• INFORMATION PROVIDED:
--------------------------------

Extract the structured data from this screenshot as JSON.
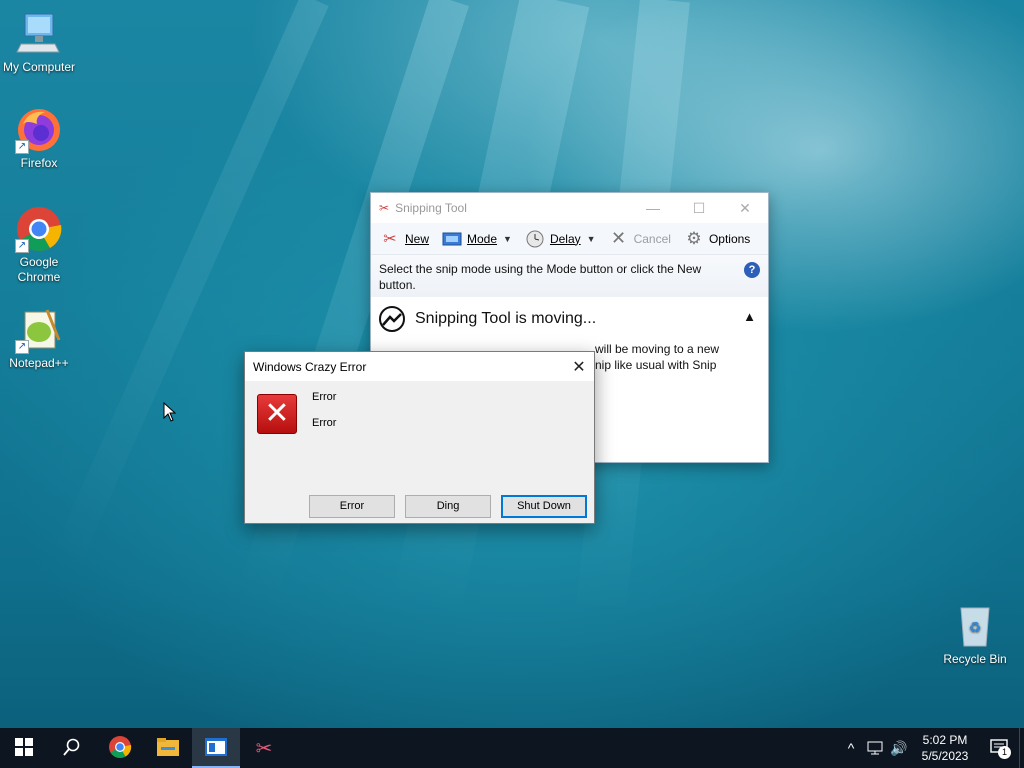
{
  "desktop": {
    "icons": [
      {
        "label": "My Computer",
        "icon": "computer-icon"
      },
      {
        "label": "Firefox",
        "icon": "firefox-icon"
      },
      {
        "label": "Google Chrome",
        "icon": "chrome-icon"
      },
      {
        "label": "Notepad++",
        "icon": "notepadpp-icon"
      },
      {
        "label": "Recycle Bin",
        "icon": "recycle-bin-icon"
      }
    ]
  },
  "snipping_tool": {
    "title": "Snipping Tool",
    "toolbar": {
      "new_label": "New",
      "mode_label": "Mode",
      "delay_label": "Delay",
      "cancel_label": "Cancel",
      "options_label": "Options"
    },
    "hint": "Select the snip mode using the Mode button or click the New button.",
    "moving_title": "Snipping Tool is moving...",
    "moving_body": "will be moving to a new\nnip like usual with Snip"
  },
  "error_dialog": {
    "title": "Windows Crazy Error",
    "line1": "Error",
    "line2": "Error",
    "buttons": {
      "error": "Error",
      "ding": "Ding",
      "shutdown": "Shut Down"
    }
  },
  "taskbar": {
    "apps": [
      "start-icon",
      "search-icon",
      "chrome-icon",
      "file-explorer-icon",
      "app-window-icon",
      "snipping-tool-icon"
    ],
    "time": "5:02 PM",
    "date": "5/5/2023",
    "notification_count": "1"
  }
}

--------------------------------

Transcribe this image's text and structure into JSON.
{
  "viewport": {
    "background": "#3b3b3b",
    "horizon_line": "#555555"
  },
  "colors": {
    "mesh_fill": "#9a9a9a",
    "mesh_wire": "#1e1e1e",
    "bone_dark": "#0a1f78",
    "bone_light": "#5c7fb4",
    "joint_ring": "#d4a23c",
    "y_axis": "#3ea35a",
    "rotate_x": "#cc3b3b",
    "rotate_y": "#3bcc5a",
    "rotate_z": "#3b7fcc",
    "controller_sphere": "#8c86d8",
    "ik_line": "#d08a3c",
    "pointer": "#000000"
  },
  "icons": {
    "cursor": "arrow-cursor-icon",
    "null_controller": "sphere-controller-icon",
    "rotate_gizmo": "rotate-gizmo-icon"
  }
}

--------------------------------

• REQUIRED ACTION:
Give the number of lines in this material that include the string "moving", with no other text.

• ANSWER SPACE:
2